Work task: Wherever a line in the records contains the word "LinkedHashSet", return that line.

⁂

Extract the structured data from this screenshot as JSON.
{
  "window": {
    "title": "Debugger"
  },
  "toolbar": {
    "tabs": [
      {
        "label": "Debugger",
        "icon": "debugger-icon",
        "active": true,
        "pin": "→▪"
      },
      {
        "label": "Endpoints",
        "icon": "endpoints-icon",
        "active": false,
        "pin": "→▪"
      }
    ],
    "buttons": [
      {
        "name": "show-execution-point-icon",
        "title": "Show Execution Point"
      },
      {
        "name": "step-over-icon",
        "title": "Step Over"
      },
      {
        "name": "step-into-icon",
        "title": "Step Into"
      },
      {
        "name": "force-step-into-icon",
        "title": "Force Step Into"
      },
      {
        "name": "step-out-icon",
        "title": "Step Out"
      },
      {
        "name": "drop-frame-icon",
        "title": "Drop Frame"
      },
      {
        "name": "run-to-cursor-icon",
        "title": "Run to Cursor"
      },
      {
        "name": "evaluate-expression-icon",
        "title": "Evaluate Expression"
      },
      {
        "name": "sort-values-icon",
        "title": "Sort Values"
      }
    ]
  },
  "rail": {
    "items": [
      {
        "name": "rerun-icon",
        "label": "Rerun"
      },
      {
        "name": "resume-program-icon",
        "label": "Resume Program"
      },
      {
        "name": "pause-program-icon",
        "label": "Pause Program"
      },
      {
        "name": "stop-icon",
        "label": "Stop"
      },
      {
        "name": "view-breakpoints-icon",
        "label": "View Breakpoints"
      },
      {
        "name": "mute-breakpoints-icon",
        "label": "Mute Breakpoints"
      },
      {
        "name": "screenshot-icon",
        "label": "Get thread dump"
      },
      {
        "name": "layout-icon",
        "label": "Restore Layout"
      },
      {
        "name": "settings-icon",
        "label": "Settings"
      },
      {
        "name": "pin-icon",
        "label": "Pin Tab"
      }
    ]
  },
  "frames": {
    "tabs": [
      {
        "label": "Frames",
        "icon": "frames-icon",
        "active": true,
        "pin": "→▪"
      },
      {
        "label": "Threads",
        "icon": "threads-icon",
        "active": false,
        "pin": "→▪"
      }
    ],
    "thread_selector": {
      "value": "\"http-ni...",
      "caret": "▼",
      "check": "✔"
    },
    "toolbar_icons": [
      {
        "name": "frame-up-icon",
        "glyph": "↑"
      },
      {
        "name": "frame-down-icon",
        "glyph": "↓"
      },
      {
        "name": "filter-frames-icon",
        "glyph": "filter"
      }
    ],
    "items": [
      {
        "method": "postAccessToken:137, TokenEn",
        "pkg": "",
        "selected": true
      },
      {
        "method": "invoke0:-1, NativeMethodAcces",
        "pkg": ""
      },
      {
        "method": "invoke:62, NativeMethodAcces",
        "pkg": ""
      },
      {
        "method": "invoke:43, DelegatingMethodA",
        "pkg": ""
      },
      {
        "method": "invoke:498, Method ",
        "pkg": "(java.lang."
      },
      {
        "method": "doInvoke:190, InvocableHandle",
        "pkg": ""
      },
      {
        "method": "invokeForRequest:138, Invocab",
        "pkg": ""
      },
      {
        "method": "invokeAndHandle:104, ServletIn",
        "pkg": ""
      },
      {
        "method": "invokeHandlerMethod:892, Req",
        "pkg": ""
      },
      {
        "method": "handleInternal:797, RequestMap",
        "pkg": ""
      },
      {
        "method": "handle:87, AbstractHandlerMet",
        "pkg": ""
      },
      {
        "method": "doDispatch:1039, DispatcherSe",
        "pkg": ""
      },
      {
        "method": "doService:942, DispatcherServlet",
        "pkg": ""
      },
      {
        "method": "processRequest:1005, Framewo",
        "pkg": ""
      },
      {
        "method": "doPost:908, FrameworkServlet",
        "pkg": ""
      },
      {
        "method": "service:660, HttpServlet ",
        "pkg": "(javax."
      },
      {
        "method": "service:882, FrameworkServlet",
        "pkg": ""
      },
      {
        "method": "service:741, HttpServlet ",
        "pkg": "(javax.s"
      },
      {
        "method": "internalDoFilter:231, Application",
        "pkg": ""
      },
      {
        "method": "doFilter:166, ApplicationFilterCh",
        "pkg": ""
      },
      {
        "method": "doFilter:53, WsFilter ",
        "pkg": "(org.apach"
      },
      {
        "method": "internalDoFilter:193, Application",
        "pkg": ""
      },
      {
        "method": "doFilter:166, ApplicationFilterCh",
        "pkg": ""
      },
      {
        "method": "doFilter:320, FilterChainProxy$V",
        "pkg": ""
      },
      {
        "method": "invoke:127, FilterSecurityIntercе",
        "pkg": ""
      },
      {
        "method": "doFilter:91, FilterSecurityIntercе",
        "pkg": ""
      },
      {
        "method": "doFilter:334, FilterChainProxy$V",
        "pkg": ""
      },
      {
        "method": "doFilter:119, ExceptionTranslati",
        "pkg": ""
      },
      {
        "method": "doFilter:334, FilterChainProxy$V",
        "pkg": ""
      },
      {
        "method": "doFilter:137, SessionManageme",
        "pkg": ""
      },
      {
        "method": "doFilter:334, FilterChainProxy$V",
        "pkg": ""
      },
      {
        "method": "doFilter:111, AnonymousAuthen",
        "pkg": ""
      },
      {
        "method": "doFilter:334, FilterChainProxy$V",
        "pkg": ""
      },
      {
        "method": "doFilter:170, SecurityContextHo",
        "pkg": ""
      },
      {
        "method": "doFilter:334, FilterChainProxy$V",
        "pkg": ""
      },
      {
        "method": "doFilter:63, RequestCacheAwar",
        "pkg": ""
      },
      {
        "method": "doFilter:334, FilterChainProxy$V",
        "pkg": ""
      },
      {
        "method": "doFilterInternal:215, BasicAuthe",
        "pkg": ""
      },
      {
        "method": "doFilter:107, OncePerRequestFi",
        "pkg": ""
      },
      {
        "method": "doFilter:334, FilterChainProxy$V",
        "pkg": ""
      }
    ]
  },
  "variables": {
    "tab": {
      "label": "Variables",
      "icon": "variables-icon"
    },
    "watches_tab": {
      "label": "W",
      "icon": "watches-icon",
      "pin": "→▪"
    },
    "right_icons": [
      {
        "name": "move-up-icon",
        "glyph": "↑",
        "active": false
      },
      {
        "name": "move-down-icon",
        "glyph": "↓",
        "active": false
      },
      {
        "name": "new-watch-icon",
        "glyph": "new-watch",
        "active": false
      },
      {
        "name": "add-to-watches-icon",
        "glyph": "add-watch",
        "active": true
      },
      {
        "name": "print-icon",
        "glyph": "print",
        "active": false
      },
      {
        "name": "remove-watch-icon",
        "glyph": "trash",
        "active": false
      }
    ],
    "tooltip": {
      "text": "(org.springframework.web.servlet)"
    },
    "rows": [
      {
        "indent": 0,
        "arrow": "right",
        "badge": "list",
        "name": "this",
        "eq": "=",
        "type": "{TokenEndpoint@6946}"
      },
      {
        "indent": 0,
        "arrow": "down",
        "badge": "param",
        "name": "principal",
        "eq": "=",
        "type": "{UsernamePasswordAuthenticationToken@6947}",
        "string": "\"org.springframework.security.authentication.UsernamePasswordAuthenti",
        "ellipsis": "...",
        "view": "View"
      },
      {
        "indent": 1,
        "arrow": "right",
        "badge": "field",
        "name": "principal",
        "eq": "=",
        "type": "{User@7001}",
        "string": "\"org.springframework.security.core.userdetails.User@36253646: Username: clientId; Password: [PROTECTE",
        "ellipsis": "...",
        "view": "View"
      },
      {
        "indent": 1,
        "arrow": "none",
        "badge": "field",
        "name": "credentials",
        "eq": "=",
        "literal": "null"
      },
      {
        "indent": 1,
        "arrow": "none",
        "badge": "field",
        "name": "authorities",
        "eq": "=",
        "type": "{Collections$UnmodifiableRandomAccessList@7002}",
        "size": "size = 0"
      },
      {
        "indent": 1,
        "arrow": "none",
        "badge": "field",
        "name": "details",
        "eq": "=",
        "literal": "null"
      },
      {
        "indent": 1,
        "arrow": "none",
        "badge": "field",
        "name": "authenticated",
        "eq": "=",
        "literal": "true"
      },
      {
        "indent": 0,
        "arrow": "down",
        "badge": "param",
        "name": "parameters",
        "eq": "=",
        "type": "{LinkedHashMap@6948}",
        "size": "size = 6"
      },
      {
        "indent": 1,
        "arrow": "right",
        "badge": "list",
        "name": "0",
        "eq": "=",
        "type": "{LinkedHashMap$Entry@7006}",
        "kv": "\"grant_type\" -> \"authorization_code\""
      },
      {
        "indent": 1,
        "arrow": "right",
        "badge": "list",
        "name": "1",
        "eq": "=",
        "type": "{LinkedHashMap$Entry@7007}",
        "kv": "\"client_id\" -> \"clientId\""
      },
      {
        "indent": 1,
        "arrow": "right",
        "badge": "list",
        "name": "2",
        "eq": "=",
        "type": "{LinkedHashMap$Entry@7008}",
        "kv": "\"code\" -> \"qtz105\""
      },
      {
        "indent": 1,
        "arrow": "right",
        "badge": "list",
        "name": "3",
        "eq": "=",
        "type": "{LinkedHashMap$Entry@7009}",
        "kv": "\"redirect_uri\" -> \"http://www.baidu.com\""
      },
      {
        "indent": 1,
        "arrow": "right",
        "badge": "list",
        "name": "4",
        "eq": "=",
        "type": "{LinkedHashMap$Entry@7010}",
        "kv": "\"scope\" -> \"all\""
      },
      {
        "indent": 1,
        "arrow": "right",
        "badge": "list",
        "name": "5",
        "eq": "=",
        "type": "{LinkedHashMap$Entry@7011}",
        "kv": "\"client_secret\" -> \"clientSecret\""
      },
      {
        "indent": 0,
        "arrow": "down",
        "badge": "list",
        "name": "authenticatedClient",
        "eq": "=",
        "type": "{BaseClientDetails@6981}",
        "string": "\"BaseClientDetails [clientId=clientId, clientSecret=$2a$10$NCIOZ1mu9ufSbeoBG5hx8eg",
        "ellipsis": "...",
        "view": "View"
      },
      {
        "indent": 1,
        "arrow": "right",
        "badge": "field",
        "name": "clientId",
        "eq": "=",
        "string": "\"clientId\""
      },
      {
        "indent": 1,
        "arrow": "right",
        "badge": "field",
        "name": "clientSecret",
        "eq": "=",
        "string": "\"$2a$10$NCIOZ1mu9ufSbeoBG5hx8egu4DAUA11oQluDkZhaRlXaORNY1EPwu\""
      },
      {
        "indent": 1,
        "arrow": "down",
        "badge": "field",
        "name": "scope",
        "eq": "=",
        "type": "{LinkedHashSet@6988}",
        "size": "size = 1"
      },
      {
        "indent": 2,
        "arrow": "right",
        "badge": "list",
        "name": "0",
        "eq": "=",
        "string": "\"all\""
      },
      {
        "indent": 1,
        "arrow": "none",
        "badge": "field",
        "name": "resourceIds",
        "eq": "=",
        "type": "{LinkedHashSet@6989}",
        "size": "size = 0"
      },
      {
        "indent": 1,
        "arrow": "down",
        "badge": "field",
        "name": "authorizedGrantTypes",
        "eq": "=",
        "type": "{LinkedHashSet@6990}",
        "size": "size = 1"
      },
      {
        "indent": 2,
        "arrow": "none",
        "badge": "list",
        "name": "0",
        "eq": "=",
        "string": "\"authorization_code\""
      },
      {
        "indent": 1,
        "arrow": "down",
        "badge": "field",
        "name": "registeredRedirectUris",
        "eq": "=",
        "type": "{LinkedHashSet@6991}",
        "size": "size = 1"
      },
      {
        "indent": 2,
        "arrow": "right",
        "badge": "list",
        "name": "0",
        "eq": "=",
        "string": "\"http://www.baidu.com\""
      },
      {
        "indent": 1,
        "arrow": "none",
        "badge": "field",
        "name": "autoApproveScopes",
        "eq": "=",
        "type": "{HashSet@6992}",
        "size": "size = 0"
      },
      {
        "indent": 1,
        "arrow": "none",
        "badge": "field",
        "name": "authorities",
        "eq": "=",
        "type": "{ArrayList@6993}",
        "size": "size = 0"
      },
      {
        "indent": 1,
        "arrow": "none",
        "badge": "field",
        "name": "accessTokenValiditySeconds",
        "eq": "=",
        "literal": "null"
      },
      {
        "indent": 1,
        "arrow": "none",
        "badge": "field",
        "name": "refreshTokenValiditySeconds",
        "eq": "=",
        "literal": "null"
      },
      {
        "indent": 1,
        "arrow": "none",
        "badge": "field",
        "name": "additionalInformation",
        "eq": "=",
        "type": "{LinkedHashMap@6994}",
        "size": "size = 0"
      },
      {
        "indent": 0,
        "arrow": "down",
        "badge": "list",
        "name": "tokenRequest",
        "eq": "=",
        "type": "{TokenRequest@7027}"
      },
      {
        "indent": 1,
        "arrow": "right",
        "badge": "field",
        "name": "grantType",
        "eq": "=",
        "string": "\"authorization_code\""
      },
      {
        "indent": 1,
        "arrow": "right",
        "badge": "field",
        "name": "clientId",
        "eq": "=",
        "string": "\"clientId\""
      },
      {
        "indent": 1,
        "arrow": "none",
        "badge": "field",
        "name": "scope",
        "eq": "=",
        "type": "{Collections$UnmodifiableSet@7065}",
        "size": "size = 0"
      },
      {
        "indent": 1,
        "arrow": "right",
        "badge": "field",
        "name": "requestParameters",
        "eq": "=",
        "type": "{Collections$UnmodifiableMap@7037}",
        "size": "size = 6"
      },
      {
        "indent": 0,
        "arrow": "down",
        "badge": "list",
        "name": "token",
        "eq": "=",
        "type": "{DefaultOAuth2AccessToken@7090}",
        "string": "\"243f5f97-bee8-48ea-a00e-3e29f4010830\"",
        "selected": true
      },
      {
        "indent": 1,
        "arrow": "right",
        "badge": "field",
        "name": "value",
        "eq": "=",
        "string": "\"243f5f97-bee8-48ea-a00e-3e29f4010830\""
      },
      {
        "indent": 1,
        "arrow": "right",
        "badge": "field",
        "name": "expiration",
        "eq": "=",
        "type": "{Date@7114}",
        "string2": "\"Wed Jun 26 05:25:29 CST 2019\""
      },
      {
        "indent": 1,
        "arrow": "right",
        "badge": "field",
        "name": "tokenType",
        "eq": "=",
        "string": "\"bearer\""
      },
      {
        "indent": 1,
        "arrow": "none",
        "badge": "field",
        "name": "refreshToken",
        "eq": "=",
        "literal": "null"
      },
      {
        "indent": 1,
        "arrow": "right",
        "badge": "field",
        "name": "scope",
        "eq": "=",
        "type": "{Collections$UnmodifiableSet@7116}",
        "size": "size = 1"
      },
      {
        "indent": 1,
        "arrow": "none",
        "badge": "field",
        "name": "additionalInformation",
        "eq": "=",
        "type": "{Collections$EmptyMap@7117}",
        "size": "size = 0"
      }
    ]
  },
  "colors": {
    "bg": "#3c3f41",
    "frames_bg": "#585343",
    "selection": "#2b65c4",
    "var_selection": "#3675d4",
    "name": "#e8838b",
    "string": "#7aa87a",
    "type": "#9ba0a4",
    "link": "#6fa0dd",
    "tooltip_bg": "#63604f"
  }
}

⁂

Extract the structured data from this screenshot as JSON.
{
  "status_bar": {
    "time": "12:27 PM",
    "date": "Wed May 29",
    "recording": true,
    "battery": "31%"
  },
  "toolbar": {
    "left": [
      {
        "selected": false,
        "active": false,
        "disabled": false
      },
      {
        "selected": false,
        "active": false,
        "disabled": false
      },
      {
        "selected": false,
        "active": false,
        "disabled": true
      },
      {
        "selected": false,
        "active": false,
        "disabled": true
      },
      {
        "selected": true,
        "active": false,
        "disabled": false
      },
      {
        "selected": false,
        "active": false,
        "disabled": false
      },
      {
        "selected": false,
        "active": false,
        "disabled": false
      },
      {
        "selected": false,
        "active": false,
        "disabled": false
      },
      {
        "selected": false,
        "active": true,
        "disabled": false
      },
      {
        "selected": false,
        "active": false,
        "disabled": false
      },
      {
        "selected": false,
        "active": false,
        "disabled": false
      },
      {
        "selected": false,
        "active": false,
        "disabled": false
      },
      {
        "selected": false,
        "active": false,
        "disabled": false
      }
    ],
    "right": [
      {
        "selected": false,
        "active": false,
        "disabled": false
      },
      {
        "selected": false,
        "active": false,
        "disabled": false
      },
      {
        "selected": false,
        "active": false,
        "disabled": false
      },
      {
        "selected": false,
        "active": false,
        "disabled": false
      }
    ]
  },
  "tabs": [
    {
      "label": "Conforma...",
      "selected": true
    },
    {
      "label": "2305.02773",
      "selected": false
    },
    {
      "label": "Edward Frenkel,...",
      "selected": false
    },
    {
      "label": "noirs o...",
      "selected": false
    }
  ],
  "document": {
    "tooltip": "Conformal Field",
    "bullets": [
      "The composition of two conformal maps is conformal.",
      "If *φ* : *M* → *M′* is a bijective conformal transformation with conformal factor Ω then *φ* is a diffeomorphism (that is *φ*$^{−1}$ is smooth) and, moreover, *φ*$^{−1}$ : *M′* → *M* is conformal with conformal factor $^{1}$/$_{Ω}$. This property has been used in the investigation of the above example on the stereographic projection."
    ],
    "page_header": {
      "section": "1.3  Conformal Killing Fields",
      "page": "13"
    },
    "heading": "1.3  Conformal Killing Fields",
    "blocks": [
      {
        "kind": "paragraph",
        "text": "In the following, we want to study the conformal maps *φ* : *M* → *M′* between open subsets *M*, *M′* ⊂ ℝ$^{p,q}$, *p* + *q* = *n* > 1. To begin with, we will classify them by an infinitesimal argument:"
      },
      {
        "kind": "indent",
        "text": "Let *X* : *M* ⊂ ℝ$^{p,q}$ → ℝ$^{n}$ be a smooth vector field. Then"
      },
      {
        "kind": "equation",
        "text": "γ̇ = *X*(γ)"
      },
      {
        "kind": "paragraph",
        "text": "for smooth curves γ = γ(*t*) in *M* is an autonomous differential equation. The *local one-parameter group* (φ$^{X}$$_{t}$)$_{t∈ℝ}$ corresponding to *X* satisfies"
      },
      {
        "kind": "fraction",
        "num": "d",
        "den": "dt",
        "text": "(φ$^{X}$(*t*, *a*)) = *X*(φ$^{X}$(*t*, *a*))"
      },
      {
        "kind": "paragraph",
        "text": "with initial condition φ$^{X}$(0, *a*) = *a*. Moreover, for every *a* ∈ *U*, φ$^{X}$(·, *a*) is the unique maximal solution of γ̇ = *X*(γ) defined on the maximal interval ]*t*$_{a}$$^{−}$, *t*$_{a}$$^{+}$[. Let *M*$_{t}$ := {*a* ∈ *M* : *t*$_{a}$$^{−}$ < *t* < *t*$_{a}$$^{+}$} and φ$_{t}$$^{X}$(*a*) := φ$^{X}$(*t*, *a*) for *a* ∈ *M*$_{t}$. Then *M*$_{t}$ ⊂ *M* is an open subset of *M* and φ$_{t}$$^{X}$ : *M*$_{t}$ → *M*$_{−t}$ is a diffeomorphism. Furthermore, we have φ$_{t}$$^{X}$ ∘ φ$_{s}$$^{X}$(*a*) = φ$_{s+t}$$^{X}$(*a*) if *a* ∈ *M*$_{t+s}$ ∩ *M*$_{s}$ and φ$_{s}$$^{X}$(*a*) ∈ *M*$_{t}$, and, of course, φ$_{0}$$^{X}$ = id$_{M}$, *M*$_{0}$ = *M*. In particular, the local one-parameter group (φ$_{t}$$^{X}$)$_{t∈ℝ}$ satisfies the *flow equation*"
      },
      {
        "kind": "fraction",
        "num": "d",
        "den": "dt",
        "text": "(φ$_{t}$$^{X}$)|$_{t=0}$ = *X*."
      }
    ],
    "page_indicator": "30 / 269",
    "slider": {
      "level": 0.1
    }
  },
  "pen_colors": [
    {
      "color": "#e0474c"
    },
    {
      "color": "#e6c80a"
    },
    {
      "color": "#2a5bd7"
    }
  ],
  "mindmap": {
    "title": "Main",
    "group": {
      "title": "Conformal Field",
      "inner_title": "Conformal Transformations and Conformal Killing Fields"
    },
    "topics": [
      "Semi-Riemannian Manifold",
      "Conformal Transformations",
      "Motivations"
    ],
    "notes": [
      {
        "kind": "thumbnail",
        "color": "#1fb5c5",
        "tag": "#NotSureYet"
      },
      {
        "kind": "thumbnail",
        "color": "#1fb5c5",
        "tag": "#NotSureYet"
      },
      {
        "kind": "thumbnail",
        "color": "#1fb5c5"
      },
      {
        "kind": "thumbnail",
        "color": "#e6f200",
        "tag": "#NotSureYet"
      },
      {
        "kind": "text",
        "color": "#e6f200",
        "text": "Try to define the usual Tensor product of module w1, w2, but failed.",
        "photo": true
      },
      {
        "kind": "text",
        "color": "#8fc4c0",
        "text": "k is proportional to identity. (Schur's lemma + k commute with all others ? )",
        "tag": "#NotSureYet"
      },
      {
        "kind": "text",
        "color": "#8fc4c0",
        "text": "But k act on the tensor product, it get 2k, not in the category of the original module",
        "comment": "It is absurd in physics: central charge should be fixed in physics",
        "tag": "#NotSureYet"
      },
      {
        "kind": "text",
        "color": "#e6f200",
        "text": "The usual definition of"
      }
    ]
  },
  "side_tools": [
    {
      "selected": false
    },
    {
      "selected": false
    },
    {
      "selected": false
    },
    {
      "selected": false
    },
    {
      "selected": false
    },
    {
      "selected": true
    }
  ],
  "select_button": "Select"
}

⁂

Exercise solution:
        "type": "{LinkedHashSet@6988}",
        "type": "{LinkedHashSet@6989}",
        "type": "{LinkedHashSet@6990}",
        "type": "{LinkedHashSet@6991}",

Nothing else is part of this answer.